Money does all things,--for it gives and it takes away; it makes honest men and knaves, fools and philosophers; and so forward, mutatis mutandis, to the end of the chapter.
The just season of doing things must, be nicked, and all accidents improved.
What man in his right senses, that has wherewithal to live free, would make himself a slave for superfluities? What does that man want who has enough?
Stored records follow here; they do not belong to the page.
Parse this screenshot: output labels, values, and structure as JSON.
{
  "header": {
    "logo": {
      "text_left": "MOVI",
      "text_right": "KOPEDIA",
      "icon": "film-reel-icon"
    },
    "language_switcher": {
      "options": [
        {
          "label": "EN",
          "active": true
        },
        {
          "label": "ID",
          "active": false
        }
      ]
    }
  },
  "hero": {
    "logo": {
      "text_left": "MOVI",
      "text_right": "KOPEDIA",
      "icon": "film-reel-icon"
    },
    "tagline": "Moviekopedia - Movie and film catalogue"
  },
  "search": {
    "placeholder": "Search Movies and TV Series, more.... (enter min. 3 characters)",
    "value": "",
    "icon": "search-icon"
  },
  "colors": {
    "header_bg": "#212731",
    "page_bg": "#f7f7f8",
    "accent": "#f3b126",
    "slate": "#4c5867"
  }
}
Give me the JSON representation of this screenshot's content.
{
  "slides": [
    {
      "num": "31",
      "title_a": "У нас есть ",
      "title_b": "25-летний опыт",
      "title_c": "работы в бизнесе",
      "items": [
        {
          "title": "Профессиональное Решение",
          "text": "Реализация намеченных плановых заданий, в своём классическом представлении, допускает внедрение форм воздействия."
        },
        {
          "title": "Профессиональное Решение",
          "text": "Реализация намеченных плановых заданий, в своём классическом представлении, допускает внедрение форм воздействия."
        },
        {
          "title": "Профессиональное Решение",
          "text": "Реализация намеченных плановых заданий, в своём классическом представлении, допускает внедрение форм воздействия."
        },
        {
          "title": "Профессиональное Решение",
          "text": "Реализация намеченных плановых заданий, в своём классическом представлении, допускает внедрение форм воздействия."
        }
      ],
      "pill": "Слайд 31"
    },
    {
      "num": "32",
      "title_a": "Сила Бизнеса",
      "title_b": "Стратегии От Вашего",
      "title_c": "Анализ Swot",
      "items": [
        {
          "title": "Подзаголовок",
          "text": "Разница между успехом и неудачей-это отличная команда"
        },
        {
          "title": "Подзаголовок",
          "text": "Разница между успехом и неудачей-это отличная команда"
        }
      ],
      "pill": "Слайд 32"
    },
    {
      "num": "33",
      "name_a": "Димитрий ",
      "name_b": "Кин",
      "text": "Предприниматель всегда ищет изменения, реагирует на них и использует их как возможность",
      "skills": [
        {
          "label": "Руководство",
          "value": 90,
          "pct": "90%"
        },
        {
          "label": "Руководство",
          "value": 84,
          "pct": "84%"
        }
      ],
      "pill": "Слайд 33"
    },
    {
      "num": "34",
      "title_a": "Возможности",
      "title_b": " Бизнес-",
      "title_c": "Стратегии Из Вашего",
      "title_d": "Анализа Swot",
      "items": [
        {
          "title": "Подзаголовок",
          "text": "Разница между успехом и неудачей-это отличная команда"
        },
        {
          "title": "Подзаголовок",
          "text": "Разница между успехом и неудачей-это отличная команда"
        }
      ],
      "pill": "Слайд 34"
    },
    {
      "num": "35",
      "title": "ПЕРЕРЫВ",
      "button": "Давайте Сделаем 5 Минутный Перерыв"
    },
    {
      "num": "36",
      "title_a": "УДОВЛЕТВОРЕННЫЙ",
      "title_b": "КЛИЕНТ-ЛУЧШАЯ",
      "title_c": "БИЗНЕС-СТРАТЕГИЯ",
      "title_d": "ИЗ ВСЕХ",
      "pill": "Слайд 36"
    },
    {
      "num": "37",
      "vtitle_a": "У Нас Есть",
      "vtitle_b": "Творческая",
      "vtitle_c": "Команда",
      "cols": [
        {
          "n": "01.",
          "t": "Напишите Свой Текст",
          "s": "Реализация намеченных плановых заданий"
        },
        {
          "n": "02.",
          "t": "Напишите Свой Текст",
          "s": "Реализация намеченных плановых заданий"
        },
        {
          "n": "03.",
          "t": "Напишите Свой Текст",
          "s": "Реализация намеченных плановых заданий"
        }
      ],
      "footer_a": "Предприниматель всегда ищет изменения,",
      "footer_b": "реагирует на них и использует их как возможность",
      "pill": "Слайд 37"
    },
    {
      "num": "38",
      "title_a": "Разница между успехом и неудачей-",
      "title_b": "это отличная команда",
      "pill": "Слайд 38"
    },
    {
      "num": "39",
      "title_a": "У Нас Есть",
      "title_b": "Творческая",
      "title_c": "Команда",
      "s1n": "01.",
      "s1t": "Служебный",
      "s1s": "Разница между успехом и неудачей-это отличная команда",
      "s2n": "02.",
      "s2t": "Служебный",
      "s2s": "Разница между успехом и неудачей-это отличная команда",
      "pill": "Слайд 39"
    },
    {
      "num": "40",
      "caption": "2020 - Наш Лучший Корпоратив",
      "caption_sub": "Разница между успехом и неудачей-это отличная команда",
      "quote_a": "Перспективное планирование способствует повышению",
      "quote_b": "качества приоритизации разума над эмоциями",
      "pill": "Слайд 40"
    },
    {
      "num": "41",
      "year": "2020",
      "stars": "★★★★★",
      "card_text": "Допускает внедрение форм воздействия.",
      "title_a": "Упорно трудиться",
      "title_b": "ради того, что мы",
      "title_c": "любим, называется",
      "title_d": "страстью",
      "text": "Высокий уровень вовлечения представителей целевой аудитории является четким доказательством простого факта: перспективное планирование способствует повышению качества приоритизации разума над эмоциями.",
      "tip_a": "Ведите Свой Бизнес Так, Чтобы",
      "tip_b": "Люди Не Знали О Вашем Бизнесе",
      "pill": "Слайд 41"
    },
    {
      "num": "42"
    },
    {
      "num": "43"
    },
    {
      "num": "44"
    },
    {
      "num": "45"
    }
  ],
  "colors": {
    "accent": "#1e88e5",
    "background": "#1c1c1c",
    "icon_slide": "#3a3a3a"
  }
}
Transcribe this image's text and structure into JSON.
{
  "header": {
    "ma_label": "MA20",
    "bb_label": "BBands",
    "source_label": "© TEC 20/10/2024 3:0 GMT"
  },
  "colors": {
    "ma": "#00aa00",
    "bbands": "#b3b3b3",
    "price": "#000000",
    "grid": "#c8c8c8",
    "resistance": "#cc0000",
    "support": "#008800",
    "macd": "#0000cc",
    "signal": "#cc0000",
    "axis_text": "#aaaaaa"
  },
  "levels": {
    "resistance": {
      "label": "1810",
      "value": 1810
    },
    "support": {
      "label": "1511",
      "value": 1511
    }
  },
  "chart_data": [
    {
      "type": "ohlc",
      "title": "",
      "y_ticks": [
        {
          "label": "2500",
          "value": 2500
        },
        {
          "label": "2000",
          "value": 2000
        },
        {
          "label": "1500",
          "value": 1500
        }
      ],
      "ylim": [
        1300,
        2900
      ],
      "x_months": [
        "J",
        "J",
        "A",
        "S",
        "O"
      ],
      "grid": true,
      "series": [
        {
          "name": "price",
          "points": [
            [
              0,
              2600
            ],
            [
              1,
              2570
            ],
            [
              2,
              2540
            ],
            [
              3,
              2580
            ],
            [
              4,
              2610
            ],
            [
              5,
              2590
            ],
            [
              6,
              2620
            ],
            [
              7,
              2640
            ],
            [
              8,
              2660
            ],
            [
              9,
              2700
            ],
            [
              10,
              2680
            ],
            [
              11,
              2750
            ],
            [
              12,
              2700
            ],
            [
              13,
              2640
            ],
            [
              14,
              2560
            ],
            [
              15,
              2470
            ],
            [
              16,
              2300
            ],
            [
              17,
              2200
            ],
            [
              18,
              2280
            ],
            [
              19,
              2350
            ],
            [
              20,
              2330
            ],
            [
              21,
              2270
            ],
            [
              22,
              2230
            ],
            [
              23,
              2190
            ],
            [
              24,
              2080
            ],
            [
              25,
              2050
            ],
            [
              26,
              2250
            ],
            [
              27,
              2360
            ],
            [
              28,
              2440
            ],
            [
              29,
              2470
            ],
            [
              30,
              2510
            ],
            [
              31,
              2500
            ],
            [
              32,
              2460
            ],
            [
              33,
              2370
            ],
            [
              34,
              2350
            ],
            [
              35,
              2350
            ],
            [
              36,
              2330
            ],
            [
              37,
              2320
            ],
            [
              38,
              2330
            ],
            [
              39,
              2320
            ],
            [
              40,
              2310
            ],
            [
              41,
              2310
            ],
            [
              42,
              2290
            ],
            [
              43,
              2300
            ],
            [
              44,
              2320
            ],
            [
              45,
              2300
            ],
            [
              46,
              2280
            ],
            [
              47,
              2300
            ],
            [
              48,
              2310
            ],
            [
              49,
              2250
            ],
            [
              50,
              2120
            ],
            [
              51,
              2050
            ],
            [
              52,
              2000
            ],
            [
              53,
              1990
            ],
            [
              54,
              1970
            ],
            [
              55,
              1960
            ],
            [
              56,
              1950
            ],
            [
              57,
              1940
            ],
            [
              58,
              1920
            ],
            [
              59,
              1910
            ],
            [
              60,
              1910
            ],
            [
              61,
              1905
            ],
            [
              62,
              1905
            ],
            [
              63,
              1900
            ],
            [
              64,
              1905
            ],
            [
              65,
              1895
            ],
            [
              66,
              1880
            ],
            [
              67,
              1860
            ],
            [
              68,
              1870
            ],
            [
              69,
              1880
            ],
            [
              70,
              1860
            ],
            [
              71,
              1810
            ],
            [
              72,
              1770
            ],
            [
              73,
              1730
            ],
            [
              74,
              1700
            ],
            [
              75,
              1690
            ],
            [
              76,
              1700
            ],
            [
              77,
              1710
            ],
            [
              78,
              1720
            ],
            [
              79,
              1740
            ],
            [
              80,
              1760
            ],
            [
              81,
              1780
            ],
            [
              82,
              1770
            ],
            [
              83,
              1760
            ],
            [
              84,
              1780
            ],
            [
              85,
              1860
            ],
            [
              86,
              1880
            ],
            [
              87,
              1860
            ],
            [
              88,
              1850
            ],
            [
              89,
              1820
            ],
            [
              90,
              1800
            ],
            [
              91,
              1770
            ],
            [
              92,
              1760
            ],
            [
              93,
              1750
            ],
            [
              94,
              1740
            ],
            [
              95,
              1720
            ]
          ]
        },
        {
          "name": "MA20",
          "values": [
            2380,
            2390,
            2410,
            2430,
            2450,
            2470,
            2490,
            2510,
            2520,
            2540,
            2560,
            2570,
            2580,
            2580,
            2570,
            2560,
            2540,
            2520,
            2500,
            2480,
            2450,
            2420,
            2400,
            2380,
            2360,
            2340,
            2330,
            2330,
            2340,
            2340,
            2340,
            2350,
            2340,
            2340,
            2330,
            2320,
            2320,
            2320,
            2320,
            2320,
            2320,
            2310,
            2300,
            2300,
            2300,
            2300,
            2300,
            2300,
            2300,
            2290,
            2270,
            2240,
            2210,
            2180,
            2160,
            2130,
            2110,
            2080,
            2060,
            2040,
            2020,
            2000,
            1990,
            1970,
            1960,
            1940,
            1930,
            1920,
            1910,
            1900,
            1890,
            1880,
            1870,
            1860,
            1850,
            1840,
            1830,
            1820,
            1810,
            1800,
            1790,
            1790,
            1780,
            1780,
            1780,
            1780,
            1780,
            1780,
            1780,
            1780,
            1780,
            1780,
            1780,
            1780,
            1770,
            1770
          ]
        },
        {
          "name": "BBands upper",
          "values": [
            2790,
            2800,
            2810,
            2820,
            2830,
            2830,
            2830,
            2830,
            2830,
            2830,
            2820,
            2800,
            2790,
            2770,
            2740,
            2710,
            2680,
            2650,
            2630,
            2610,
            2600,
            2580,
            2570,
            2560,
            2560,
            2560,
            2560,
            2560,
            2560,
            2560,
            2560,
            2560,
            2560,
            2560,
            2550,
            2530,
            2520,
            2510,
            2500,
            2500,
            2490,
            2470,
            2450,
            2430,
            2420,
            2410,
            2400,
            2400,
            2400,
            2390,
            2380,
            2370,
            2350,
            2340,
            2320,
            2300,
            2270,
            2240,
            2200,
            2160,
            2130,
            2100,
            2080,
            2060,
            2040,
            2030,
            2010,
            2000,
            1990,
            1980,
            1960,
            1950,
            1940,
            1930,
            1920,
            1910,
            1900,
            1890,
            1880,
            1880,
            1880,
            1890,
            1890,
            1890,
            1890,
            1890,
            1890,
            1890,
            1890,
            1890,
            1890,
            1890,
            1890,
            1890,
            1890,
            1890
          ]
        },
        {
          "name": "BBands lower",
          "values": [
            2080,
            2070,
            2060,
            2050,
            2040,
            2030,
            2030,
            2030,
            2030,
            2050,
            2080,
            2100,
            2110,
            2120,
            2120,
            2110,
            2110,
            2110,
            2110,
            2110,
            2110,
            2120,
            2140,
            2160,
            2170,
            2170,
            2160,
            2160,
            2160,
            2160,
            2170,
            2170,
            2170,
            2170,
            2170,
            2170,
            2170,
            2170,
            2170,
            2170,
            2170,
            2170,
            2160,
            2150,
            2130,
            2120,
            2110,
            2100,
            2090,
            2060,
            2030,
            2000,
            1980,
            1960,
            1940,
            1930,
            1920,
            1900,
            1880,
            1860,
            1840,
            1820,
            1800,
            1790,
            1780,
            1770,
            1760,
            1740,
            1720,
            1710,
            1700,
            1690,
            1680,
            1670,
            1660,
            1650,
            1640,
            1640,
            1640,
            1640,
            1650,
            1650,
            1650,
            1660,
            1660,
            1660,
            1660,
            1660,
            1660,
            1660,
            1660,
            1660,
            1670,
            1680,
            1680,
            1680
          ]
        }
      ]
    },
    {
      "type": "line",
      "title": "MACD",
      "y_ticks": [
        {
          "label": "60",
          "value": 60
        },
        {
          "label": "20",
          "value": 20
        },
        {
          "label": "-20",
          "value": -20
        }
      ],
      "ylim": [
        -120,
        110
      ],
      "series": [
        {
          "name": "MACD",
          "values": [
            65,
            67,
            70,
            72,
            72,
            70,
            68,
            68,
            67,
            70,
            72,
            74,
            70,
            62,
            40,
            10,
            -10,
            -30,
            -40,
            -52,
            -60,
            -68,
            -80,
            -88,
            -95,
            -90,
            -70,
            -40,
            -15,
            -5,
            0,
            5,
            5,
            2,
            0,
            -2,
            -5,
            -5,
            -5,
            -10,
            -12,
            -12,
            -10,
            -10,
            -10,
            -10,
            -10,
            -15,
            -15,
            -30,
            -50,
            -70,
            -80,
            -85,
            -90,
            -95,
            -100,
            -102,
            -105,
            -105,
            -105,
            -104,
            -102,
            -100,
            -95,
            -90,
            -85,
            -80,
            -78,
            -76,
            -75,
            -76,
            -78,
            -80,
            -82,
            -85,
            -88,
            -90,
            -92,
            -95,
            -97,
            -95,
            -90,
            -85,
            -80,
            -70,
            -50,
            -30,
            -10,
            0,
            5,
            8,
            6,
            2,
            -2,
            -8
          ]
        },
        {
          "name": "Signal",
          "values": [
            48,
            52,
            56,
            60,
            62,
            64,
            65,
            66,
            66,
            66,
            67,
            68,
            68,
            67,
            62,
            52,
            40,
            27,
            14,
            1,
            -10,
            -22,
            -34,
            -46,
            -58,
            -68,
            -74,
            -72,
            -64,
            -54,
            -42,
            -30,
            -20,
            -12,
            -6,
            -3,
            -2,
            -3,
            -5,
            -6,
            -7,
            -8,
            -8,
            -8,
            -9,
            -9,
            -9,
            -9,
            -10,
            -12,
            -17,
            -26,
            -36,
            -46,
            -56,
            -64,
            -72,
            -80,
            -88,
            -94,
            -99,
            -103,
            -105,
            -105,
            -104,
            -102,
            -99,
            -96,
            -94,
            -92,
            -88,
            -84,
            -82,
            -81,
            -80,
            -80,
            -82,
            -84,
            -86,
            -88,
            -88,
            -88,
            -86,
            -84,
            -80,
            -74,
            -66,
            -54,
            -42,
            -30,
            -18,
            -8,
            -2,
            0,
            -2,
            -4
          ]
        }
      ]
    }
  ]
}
Or what is he the better for abundance that can never be satisfied.
He that upon a true principle lives, without any disquiet of thought, may be said to be happy.
Nothing is so fierce but love will soften; nothing so sharp-sighted in other matters but it will throw a mist before its eyes.
The lowest boor may laugh on being tickled, but a man must have intelligence to be amused by wit.
What signifies the sound of words in prayer without the affection of the heart, and a sedulous application of the proper means that may naturally lead us to such an end?
He that would live clear of envy must lay his finger on his mouth, and keep his hand out of the ink-pot.
Passions, as fire and water, are good servants, but bad masters, and subminister to the best and worst purposes.
The most insupportable of tyrants exclaim against the exercise of arbitrary power.
Wickedness may prosper for a while, but in the long run, he that sets all the knaves at work will pay them.
Humor is the offspring of man; it comes forth like Minerva, fully armed from the brain.
People are sooner reclaimed by the side-wind of a surprise than by downright admonition.
The very soul of the slothful does effectually but lie drowsing in his body, and the whole man is totally given up to his senses.
If we should cease to be generous and charitable because another is sordid and ungrateful, it would be much in the power of vice to extinguish Christian virtues.
Pretenses go a great way with men that take fair words and magisterial looks for current payment.
There are braying men in the world, as well as braying asses; for what is loud and senseless talking any other than away of braying?
Imperfections would not be half so much taken notice of, if vanity did not make proclamation of them.
Simonides was an excellent poet, insomuch that he made his fortune by it.
There are those that make it a point of bravery to bid defiance to the oracles of divine revelation.